Check each line of the material below for the word "more". Say how many lines have it, and nothing else.

Extracted material section start

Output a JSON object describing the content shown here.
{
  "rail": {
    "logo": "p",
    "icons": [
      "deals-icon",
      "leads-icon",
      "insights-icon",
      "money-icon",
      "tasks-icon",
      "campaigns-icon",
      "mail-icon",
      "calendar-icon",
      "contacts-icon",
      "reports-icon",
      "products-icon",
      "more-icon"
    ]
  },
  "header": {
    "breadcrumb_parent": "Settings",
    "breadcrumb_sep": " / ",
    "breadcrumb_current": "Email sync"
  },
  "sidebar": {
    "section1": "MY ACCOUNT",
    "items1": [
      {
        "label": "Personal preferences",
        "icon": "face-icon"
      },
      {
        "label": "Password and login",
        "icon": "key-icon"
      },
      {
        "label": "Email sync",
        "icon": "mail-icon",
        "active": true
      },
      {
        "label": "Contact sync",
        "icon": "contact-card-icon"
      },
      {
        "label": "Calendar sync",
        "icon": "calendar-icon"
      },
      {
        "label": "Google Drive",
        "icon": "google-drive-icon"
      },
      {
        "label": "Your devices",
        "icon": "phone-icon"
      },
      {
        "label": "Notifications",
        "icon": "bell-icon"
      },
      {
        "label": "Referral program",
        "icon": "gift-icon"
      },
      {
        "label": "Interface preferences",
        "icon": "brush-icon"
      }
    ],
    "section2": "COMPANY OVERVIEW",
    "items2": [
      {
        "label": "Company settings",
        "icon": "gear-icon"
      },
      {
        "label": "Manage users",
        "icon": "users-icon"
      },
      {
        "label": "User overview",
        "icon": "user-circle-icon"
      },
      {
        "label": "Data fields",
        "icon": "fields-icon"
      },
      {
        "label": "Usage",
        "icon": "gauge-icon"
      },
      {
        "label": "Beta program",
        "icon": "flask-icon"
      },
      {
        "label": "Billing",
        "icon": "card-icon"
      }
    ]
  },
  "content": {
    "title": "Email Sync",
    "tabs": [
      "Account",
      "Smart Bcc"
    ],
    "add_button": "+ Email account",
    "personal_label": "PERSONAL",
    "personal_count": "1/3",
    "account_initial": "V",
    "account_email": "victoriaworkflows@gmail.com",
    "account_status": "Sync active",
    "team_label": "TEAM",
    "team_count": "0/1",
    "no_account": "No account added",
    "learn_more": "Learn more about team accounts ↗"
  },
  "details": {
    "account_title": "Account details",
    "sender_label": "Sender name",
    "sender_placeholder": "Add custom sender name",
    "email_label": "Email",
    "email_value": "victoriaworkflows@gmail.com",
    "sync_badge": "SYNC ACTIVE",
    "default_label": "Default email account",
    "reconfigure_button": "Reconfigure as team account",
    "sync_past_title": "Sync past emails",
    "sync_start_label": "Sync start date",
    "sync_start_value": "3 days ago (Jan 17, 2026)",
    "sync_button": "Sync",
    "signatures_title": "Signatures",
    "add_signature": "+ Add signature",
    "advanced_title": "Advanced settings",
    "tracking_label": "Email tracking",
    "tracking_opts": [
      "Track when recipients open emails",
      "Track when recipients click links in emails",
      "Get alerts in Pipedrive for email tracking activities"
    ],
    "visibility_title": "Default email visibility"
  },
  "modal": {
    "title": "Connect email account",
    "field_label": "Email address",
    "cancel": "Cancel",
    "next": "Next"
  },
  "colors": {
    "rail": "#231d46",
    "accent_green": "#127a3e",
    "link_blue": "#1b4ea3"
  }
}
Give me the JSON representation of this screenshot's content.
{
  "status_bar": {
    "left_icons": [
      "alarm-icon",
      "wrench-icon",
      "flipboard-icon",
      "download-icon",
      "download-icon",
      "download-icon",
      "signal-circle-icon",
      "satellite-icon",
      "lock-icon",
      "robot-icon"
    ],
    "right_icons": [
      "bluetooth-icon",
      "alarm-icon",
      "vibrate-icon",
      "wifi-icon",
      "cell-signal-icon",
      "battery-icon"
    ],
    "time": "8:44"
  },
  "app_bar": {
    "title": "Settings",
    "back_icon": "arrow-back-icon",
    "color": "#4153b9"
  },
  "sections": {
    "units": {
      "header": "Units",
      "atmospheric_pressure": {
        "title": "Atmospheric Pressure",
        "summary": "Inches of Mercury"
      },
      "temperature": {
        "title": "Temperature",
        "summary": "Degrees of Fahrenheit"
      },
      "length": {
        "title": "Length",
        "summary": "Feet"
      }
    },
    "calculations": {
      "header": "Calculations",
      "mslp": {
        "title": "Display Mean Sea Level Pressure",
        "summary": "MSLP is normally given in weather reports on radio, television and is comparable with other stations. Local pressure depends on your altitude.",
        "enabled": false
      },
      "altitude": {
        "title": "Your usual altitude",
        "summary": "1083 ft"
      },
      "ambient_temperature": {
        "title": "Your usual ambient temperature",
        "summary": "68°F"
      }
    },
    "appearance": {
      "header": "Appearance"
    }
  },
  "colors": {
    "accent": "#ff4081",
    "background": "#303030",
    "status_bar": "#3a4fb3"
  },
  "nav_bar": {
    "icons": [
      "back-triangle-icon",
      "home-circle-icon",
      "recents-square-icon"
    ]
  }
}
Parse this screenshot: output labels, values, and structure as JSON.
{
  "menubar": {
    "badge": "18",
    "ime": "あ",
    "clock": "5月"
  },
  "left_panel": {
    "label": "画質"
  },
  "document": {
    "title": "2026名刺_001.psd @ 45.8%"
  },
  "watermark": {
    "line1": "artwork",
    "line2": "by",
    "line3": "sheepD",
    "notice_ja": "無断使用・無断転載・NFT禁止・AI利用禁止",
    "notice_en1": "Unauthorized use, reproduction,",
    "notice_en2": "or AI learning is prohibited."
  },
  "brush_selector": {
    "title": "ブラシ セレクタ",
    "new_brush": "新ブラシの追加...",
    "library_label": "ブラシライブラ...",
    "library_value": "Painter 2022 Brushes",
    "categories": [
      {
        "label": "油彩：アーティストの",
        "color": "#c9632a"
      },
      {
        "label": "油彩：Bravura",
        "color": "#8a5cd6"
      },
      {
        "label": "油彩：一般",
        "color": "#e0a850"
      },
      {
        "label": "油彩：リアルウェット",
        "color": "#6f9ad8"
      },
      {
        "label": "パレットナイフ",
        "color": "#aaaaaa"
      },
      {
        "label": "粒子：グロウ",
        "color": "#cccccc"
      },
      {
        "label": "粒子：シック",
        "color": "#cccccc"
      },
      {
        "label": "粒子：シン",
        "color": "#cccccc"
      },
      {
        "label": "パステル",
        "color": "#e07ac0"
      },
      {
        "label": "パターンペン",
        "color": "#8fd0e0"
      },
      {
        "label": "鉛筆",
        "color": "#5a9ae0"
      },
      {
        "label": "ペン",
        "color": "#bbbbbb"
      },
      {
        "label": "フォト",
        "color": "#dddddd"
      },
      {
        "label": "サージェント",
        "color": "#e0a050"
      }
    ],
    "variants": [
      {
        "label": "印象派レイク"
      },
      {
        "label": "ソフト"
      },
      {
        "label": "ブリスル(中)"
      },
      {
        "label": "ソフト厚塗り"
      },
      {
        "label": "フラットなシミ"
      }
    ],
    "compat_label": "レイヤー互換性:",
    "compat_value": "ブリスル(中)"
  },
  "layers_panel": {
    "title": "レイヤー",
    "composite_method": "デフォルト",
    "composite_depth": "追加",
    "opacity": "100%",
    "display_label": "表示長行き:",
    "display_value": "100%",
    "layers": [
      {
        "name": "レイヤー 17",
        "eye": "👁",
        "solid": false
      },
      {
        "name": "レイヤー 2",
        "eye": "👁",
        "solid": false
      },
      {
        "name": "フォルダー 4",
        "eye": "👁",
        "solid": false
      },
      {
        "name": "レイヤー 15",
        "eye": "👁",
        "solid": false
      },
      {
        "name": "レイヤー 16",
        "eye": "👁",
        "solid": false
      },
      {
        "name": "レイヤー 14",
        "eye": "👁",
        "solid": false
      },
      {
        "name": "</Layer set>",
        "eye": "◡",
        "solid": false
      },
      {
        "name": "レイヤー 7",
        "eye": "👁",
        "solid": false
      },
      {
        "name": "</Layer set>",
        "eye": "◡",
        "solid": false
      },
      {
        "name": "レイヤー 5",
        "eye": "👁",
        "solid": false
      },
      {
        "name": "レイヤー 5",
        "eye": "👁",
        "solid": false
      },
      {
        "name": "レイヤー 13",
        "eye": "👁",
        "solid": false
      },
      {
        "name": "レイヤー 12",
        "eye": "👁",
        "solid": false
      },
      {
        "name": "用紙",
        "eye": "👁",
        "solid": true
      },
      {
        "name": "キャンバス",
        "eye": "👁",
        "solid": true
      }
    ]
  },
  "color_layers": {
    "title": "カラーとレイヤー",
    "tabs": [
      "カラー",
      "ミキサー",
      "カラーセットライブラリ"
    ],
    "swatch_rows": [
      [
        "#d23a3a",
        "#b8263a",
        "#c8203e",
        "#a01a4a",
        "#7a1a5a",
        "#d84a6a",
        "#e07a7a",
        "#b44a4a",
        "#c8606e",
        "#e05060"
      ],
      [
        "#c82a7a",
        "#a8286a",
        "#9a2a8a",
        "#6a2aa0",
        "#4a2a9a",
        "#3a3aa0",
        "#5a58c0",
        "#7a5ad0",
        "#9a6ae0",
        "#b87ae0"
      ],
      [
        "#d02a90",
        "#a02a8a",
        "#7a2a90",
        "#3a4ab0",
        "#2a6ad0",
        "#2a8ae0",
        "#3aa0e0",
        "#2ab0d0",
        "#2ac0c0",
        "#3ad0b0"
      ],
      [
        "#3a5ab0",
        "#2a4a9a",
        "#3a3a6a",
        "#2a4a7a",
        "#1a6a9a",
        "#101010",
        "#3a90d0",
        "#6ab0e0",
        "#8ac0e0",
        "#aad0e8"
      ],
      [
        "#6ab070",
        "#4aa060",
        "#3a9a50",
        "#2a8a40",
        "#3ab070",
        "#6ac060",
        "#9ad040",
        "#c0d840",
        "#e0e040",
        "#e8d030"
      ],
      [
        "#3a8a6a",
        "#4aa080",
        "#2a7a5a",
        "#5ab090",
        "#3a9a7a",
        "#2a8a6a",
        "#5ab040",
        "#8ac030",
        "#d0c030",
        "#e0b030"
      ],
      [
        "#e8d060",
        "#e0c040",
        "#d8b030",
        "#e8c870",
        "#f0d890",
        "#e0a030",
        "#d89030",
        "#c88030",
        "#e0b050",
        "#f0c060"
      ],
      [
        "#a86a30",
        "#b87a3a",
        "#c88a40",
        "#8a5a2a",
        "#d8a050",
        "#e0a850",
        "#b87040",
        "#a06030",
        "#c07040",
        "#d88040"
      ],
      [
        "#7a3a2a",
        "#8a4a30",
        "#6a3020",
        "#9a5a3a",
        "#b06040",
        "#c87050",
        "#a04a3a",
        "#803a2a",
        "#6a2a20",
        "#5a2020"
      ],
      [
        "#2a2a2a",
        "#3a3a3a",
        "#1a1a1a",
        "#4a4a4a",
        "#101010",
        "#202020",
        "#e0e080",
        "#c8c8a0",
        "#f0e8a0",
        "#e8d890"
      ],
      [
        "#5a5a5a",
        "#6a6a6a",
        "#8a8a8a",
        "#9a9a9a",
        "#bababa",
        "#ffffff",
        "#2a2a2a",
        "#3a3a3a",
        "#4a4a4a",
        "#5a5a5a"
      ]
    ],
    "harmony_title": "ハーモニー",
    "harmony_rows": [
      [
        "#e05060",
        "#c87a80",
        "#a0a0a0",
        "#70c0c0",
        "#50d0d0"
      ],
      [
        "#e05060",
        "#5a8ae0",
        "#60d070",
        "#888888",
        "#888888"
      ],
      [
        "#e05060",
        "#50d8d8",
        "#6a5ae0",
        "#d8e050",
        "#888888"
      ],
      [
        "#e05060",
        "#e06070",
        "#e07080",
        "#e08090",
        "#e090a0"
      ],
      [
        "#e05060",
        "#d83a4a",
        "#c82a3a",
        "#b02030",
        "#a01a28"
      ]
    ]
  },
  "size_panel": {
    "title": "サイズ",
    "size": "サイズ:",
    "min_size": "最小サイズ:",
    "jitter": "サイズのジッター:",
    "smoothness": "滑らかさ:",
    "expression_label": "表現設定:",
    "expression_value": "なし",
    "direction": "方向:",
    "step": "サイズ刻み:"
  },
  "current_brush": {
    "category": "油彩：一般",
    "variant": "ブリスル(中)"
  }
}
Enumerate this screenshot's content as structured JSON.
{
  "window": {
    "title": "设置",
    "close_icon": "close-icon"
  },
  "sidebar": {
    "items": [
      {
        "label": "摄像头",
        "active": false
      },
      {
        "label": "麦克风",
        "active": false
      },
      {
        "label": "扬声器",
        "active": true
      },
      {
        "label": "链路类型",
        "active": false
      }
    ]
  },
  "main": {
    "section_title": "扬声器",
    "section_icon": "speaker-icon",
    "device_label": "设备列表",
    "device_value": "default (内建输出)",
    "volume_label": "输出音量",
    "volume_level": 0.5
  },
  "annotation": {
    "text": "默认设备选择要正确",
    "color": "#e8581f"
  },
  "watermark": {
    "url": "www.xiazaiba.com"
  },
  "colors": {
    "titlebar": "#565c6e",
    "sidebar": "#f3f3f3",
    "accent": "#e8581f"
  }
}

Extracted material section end

• Answer box: 2